I’d like to take a moment to discuss production as a stylistic choice in black metal. No, this isn’t a Metal-Fi article, but it’s relevant to the review, I promise you. You see, when black metal, as we now know it, got its start with the second wave in the 90s, one of the prevailing characteristics was the crappy low fidelity production. This was an offspring of the classic punk attitude, spitting in the face of what was considered good-by societal law. The price and availability of decent recording equipment also played its part in creating the thin, distorted and treble-laden sound, but black metal bands liked the raw and distanced aesthetic, arguing in favor of its evil characteristics. Varg of Burzum actually stabbed his equipment (among other things) to get the kind of sound he wanted.
Fast forward 20 years. Decent production is relatively cheap and easy to come by, and black metal has grown up. Listening to Enslaved, Deathspell Omega, or Immortal now makes it obvious that an evil tone and master is something you can achieve without sacrificing sound quality. A dynamic production suited for black metal can actually increase and enhance the inherent unease of the genre. Yet, there are still persevering atavists like Uburen, whose primary goal seems to be emulating the aural mutilation of Norway ca 1993. Fra Doden sounds like an ancient industrial vacuum cleaner is misbehaving and grandpa is trying to rhythmically hammer it into obedience. At least grandpa has a decent snarl.
Even disregarding the production aesthetic, which has all the relevance of a joke about Jay Leno’s chin, there is not much to love about Fra Doden Fodes Liv. The modus operandi here: either finding one marginally interesting riff and beating you over the head with it until you’re fed up (“Red Dawn” and “I Hail”) or finding none at all (“Som Var,” “Martyrens Kammer,” and “Nokken”). The rest of the running time is filled up with blastbeats of varying speed and intensity, but without enough contrasting dynamics this tactic suffers diminishing returns quickly. If it weren’t for the hysterical snarls, which are rather effective, it would even come across as toothless, as most of the tracks never carry enough power to succeed on raw aggression alone. Only closer “Our Land on Fire” works up the steam to triumph on those grounds. It ties for best track with “Red Dawn,” which has a good Viking riff as the main attraction.
And this is where we come back around to the topic at hand because it is my sincere belief that a good production, with both body and venom, would have made a lot of difference here.
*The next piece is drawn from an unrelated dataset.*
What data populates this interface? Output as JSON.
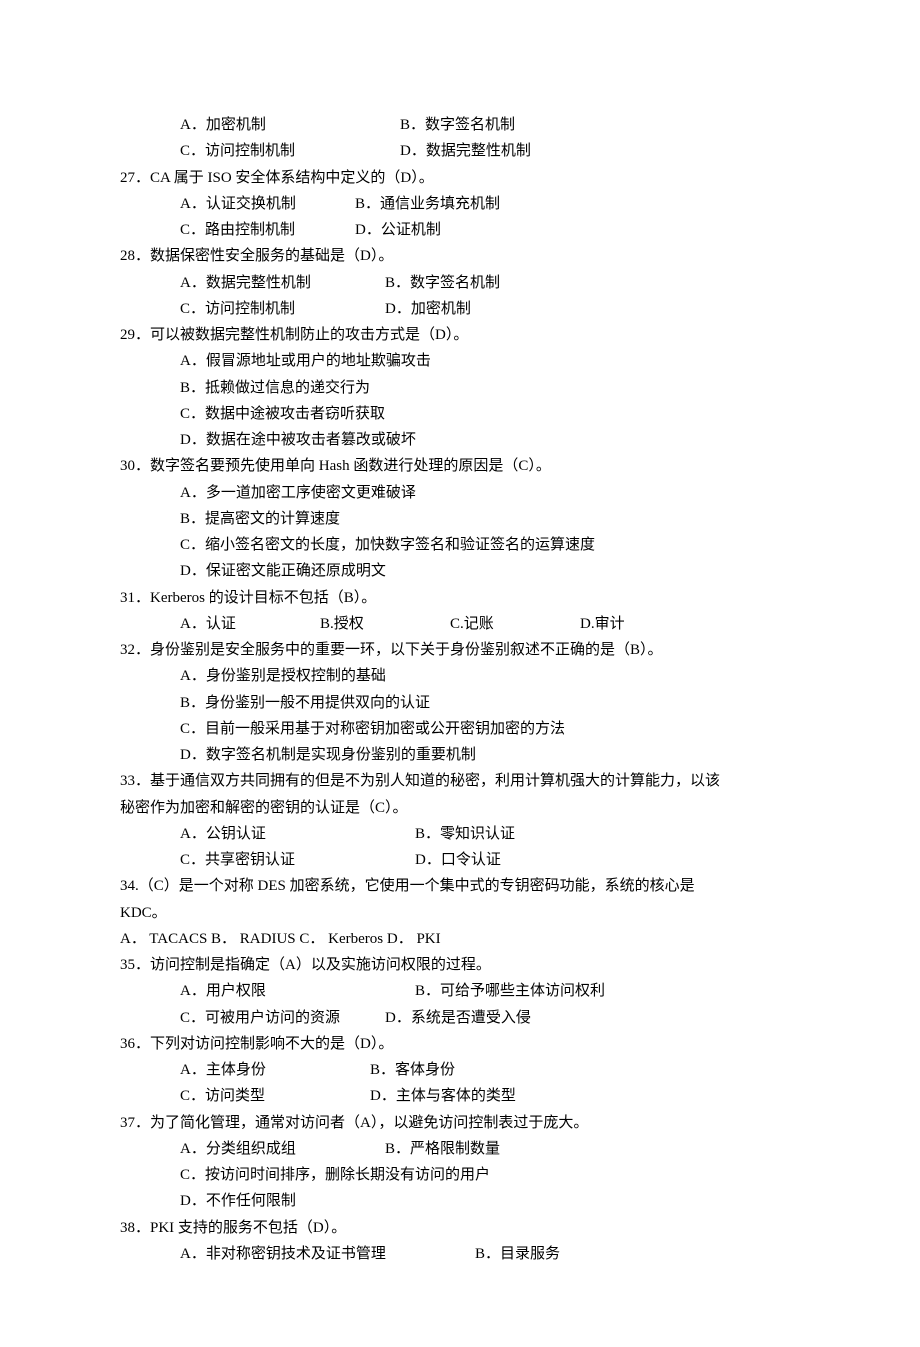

The thin sound and overbearing distortion transform the blastbeats into static from a broken TV, while it could have been a spiked sledgehammer to the face. The increased detail would have gone a long way to decrease, if not erase, the monotony that pervades the album. It would never have been a masterpiece, there’s not enough memorable material for that. But turning the detached blasts into precision bombardments means it could be enjoyable, a quality it now sorely lacks.
Still, the philosophy behind doing this in 2016 eludes me. A decent production is attainable even for unsigned bands and many classic black metal bands have demonstrated the merits of a tailored sound. The sole remaining reason is spitting in the face of society, but that line of reasoning is 20 years out of date. At this point, it’s not even aping the bands you love; it’s aping their descendants. Multiple layers of copycatting seem to me the very antithesis of what black metal is about. I trust the kvlt, the grim and the frostbitten will eat this up regardless and I will be decried as the mainstream reviewer who just doesn’t get it, man. And maybe they’re right. After all, I was a toddler during the second wave and have no nostalgia for it. But whether I listen to the album on its terms or my own, I come to the same conclusion: Fra Doden is not worth the time or money.